    The Colorado Court of Appeals decision affirms a commission's earlier decision that Masterpiece Cakeshop in Lakewood and its owner, Jack Phillips, violated the Colorado Anti-Discrimination Act when he declined to make a cake for Charlie Craig and David Mullins' wedding reception in 2012.
    Phillips, a Christian, argued that his refusal to make the cake was based on his religious opposition to the act of same-sex marriage -- a position he asserted was constitutionally protected -- not based on an opposition to their sexual orientation.
    Colorado law prohibits places of public accommodation from refusing to serve people based on sexual orientation.
    Phillips argued that he doesn't refuse to serve homosexuals, and told Craig and Mullins his shop would sell them any bakery product besides a wedding cake. The appeals court rejected Phillips' position.
    "We conclude that the act of same-sex marriage is closely correlated to Craig's and Mullins' sexual orientation, and therefore, (an initial judge) did not err when he found that Masterpiece's refusal to create a wedding cake for Craig and Mullins was 'because of' their sexual orientation,' " the court ruled.
    The appeals court also rejected Phillips' arguments that his First Amendment rights to freedom of speech and free exercise of religion were being violated.
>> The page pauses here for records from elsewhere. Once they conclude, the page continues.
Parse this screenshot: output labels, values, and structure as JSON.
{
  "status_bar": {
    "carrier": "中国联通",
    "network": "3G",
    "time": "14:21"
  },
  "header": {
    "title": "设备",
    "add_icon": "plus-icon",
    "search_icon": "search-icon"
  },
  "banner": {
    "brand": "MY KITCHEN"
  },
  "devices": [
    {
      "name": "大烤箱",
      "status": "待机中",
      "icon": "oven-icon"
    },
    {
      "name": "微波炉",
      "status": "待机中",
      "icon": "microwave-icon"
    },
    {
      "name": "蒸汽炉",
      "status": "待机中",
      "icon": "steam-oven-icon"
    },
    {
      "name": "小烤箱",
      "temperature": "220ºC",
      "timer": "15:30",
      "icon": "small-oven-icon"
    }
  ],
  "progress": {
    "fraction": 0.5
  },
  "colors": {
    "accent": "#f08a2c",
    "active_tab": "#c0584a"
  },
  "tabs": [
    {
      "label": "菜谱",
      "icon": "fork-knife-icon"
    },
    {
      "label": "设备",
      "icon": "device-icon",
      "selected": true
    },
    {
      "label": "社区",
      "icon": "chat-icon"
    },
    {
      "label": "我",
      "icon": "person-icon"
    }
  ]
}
    Thursday's ruling upholds the Colorado Civil Rights Commission's 2014 ruling that Phillips must create cakes for same-sex celebrations, re-train his staff, and file quarterly reports for two years to confirm the bakery wasn't turning away customers because they were gay or lesbian.
    Phillips' lawyer Jeremy Tedesco, the senior legal counsel for the Alliance Defending Freedom, said Phillips would consider further legal options.
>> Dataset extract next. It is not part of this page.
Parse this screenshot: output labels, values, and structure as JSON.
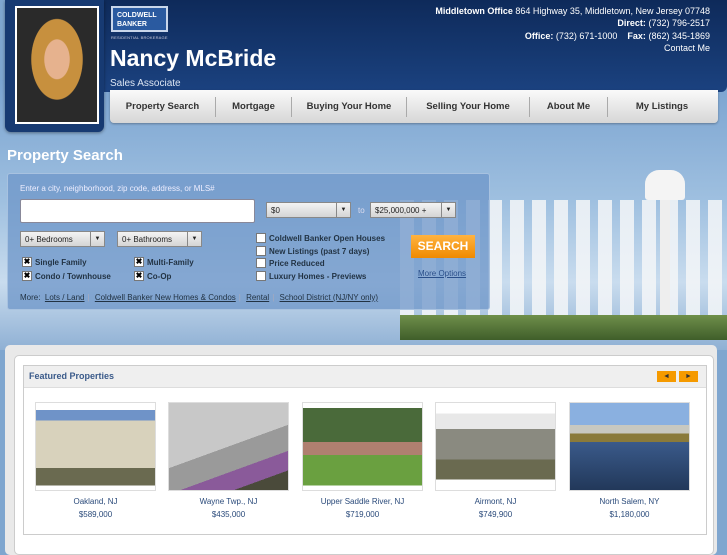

    Phillips argued that compelling him to make cakes for same-sex marriages compels him to convey a celebratory message about the ceremony, in conflict with his religious beliefs.
    The court disagreed.
    "By selling a wedding cake to a same-sex couple, Masterpiece does not necessarily lead an observer to conclude that the bakery supports its customer's conduct," the court ruled. "The public has no way of knowing the reasons supporting Masterpiece's decision to serve or decline to serve a same-sex couple."
    Ria Tabacco Mar, an ACLU attorney representing the plaintiffs in the Colorado case, told CNN last month that equal protection outweighs any free speech claim.
    "What's really at issue here is cake shop's conduct of selling certain products to heterosexual customers and then refusing to sell those same products to lesbian and gay customers," she said.
    "When a business opens its doors to the public, it can't discriminate on the basis of sexual orientation, on the basis of race. It can't pick and choose its customers based on who they are," ACLU Colorado Legal Director Mark Silverstein told CNN affiliate KCNC after the court's ruling.
    Tedesco, Phillips' attorney, said Thursday that government has a duty to protect people's freedom to follow their beliefs "rather than force them to adopt the government's views."
    "Jack simply exercised the long-cherished American freedom to decline to use his artistic talents to promote a message with which he disagrees. The court is wrong to deny Jack his fundamental freedoms," Tedesco said.
    His client also spoke to KCNC.
    "I think that the ruling is wrong. The Constitution guarantees me the right to practice my faith, my religion anywhere, anytime. There are no restrictions on it. It also gives me the right to free speech anytime, anywhere. I don't surrender those rights when I open my doors," Phillips said.